[Start of Attachment]
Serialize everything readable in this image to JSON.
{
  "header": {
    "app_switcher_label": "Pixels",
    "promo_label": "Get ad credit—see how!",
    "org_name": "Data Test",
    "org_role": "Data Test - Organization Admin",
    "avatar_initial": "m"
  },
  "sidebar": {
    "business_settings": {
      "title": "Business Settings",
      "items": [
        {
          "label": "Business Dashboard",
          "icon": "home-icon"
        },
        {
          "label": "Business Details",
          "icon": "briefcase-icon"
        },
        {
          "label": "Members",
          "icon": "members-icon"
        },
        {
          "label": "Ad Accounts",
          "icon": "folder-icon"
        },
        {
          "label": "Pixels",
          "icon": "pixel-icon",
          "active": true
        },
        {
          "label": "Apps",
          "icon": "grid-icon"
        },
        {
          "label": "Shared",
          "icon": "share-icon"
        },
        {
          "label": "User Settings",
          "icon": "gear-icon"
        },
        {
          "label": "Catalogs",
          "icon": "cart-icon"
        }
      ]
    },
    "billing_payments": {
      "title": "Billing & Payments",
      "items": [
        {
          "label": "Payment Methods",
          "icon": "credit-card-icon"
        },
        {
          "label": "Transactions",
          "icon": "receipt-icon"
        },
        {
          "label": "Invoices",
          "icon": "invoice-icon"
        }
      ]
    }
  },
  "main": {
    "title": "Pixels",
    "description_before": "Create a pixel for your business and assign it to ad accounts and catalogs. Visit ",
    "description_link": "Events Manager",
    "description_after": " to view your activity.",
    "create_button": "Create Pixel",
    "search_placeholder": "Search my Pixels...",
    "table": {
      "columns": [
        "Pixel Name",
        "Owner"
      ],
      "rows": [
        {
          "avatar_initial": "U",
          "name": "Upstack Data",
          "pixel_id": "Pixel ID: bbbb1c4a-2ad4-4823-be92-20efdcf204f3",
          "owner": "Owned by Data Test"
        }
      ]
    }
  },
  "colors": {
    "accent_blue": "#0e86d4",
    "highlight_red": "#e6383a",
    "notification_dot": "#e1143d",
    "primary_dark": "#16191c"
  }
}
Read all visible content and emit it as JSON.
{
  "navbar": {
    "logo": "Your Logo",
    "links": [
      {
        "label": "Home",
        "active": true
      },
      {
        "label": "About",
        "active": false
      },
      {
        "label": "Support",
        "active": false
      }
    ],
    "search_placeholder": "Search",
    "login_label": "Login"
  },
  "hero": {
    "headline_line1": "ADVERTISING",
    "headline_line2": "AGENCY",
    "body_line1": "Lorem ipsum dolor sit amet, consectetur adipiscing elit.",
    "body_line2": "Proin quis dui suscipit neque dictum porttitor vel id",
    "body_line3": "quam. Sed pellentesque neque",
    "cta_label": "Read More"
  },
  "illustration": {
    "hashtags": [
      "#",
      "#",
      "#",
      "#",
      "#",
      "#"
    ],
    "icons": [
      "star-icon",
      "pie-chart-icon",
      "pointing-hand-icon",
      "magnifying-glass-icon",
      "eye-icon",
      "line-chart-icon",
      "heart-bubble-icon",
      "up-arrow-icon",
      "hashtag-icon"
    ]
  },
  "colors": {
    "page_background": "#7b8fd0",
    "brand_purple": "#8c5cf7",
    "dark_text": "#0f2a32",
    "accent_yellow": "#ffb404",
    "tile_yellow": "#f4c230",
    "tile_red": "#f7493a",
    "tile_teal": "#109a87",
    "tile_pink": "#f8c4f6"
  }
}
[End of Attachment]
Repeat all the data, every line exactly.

Serialize everything readable in this image to JSON.
{
  "header": {
    "app_switcher_label": "Pixels",
    "promo_label": "Get ad credit—see how!",
    "org_name": "Data Test",
    "org_role": "Data Test - Organization Admin",
    "avatar_initial": "m"
  },
  "sidebar": {
    "business_settings": {
      "title": "Business Settings",
      "items": [
        {
          "label": "Business Dashboard",
          "icon": "home-icon"
        },
        {
          "label": "Business Details",
          "icon": "briefcase-icon"
        },
        {
          "label": "Members",
          "icon": "members-icon"
        },
        {
          "label": "Ad Accounts",
          "icon": "folder-icon"
        },
        {
          "label": "Pixels",
          "icon": "pixel-icon",
          "active": true
        },
        {
          "label": "Apps",
          "icon": "grid-icon"
        },
        {
          "label": "Shared",
          "icon": "share-icon"
        },
        {
          "label": "User Settings",
          "icon": "gear-icon"
        },
        {
          "label": "Catalogs",
          "icon": "cart-icon"
        }
      ]
    },
    "billing_payments": {
      "title": "Billing & Payments",
      "items": [
        {
          "label": "Payment Methods",
          "icon": "credit-card-icon"
        },
        {
          "label": "Transactions",
          "icon": "receipt-icon"
        },
        {
          "label": "Invoices",
          "icon": "invoice-icon"
        }
      ]
    }
  },
  "main": {
    "title": "Pixels",
    "description_before": "Create a pixel for your business and assign it to ad accounts and catalogs. Visit ",
    "description_link": "Events Manager",
    "description_after": " to view your activity.",
    "create_button": "Create Pixel",
    "search_placeholder": "Search my Pixels...",
    "table": {
      "columns": [
        "Pixel Name",
        "Owner"
      ],
      "rows": [
        {
          "avatar_initial": "U",
          "name": "Upstack Data",
          "pixel_id": "Pixel ID: bbbb1c4a-2ad4-4823-be92-20efdcf204f3",
          "owner": "Owned by Data Test"
        }
      ]
    }
  },
  "colors": {
    "accent_blue": "#0e86d4",
    "highlight_red": "#e6383a",
    "notification_dot": "#e1143d",
    "primary_dark": "#16191c"
  }
}
Read all visible content and emit it as JSON.
{
  "navbar": {
    "logo": "Your Logo",
    "links": [
      {
        "label": "Home",
        "active": true
      },
      {
        "label": "About",
        "active": false
      },
      {
        "label": "Support",
        "active": false
      }
    ],
    "search_placeholder": "Search",
    "login_label": "Login"
  },
  "hero": {
    "headline_line1": "ADVERTISING",
    "headline_line2": "AGENCY",
    "body_line1": "Lorem ipsum dolor sit amet, consectetur adipiscing elit.",
    "body_line2": "Proin quis dui suscipit neque dictum porttitor vel id",
    "body_line3": "quam. Sed pellentesque neque",
    "cta_label": "Read More"
  },
  "illustration": {
    "hashtags": [
      "#",
      "#",
      "#",
      "#",
      "#",
      "#"
    ],
    "icons": [
      "star-icon",
      "pie-chart-icon",
      "pointing-hand-icon",
      "magnifying-glass-icon",
      "eye-icon",
      "line-chart-icon",
      "heart-bubble-icon",
      "up-arrow-icon",
      "hashtag-icon"
    ]
  },
  "colors": {
    "page_background": "#7b8fd0",
    "brand_purple": "#8c5cf7",
    "dark_text": "#0f2a32",
    "accent_yellow": "#ffb404",
    "tile_yellow": "#f4c230",
    "tile_red": "#f7493a",
    "tile_teal": "#109a87",
    "tile_pink": "#f8c4f6"
  }
}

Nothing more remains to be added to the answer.